PROBLEM DETAILS
Anywhere the string "Trend" shows up in the listing below, copy the line it is in.

INPUT RECORDS
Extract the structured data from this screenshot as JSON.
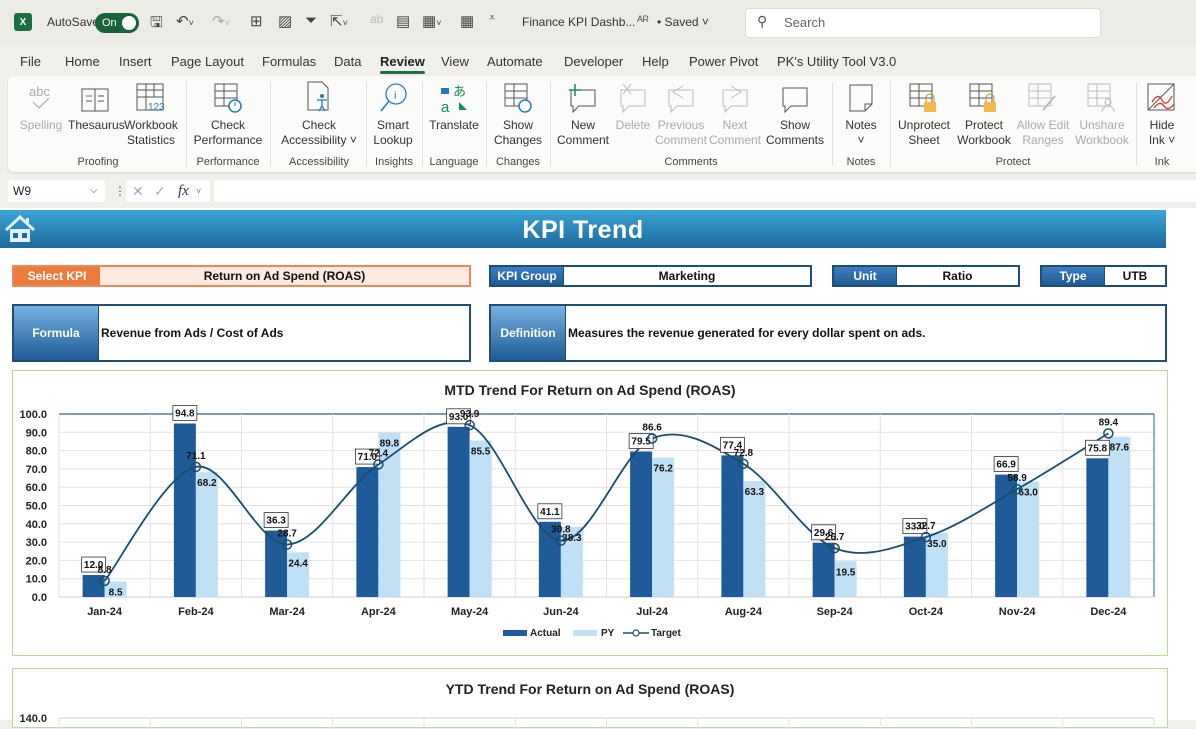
{
  "app": {
    "logo": "X",
    "autosave_label": "AutoSave",
    "autosave_state": "On",
    "doc_title": "Finance KPI Dashb...",
    "save_status": "• Saved",
    "search_placeholder": "Search"
  },
  "quick_access": [
    "save-icon",
    "undo-icon",
    "redo-icon",
    "borders-icon",
    "picture-icon",
    "filter-icon",
    "share-icon",
    "spelling-icon",
    "form-icon",
    "calculator-icon",
    "calculator2-icon",
    "customize-icon"
  ],
  "menu_tabs": [
    "File",
    "Home",
    "Insert",
    "Page Layout",
    "Formulas",
    "Data",
    "Review",
    "View",
    "Automate",
    "Developer",
    "Help",
    "Power Pivot",
    "PK's Utility Tool V3.0"
  ],
  "active_tab": "Review",
  "ribbon": {
    "buttons": [
      {
        "label": "Spelling",
        "label2": "",
        "icon": "spelling-icon",
        "disabled": true
      },
      {
        "label": "Thesaurus",
        "label2": "",
        "icon": "thesaurus-icon",
        "disabled": false
      },
      {
        "label": "Workbook",
        "label2": "Statistics",
        "icon": "workbook-statistics-icon",
        "disabled": false
      },
      {
        "label": "Check",
        "label2": "Performance",
        "icon": "check-performance-icon",
        "disabled": false
      },
      {
        "label": "Check",
        "label2": "Accessibility ˅",
        "icon": "check-accessibility-icon",
        "disabled": false
      },
      {
        "label": "Smart",
        "label2": "Lookup",
        "icon": "smart-lookup-icon",
        "disabled": false
      },
      {
        "label": "Translate",
        "label2": "",
        "icon": "translate-icon",
        "disabled": false
      },
      {
        "label": "Show",
        "label2": "Changes",
        "icon": "show-changes-icon",
        "disabled": false
      },
      {
        "label": "New",
        "label2": "Comment",
        "icon": "new-comment-icon",
        "disabled": false
      },
      {
        "label": "Delete",
        "label2": "",
        "icon": "delete-comment-icon",
        "disabled": true
      },
      {
        "label": "Previous",
        "label2": "Comment",
        "icon": "previous-comment-icon",
        "disabled": true
      },
      {
        "label": "Next",
        "label2": "Comment",
        "icon": "next-comment-icon",
        "disabled": true
      },
      {
        "label": "Show",
        "label2": "Comments",
        "icon": "show-comments-icon",
        "disabled": false
      },
      {
        "label": "Notes",
        "label2": "˅",
        "icon": "notes-icon",
        "disabled": false
      },
      {
        "label": "Unprotect",
        "label2": "Sheet",
        "icon": "unprotect-sheet-icon",
        "disabled": false
      },
      {
        "label": "Protect",
        "label2": "Workbook",
        "icon": "protect-workbook-icon",
        "disabled": false
      },
      {
        "label": "Allow Edit",
        "label2": "Ranges",
        "icon": "allow-edit-ranges-icon",
        "disabled": true
      },
      {
        "label": "Unshare",
        "label2": "Workbook",
        "icon": "unshare-workbook-icon",
        "disabled": true
      },
      {
        "label": "Hide",
        "label2": "Ink ˅",
        "icon": "hide-ink-icon",
        "disabled": false
      }
    ],
    "groups": [
      "Proofing",
      "Performance",
      "Accessibility",
      "Insights",
      "Language",
      "Changes",
      "Comments",
      "Notes",
      "Protect",
      "Ink"
    ]
  },
  "formula_bar": {
    "name_box": "W9",
    "fx": "fx",
    "formula": ""
  },
  "dashboard": {
    "title": "KPI Trend",
    "select_kpi_label": "Select KPI",
    "select_kpi_value": "Return on Ad Spend (ROAS)",
    "kpi_group_label": "KPI Group",
    "kpi_group_value": "Marketing",
    "unit_label": "Unit",
    "unit_value": "Ratio",
    "type_label": "Type",
    "type_value": "UTB",
    "formula_label": "Formula",
    "formula_value": "Revenue from Ads / Cost of Ads",
    "definition_label": "Definition",
    "definition_value": "Measures the revenue generated for every dollar spent on ads."
  },
  "colors": {
    "actual": "#1f5b99",
    "py": "#bfe0f5",
    "target": "#1a4d6e",
    "accent_orange": "#ec7a3c",
    "banner": "#1d6a9a"
  },
  "chart_data": [
    {
      "type": "bar",
      "title": "MTD Trend For Return on Ad Spend (ROAS)",
      "categories": [
        "Jan-24",
        "Feb-24",
        "Mar-24",
        "Apr-24",
        "May-24",
        "Jun-24",
        "Jul-24",
        "Aug-24",
        "Sep-24",
        "Oct-24",
        "Nov-24",
        "Dec-24"
      ],
      "series": [
        {
          "name": "Actual",
          "kind": "bar",
          "values": [
            12.0,
            94.8,
            36.3,
            71.0,
            93.0,
            41.1,
            79.5,
            77.4,
            29.6,
            33.0,
            66.9,
            75.8
          ]
        },
        {
          "name": "PY",
          "kind": "bar",
          "values": [
            8.5,
            68.2,
            24.4,
            89.8,
            85.5,
            38.3,
            76.2,
            63.3,
            19.5,
            35.0,
            63.0,
            87.6
          ]
        },
        {
          "name": "Target",
          "kind": "line",
          "values": [
            8.8,
            71.1,
            28.7,
            72.4,
            93.9,
            30.8,
            86.6,
            72.8,
            26.7,
            32.7,
            58.9,
            89.4
          ]
        }
      ],
      "yticks": [
        "100.0",
        "90.0",
        "80.0",
        "70.0",
        "60.0",
        "50.0",
        "40.0",
        "30.0",
        "20.0",
        "10.0",
        "0.0"
      ],
      "ylim": [
        0,
        100
      ],
      "xlabel": "",
      "ylabel": "",
      "grid": true,
      "legend": "bottom"
    },
    {
      "type": "bar",
      "title": "YTD Trend For Return on Ad Spend (ROAS)",
      "yticks": [
        "140.0"
      ],
      "ylim": [
        0,
        140
      ],
      "grid": true
    }
  ]
}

WRITTEN RESPONSE
    "title": "KPI Trend",
      "title": "MTD Trend For Return on Ad Spend (ROAS)",
      "title": "YTD Trend For Return on Ad Spend (ROAS)",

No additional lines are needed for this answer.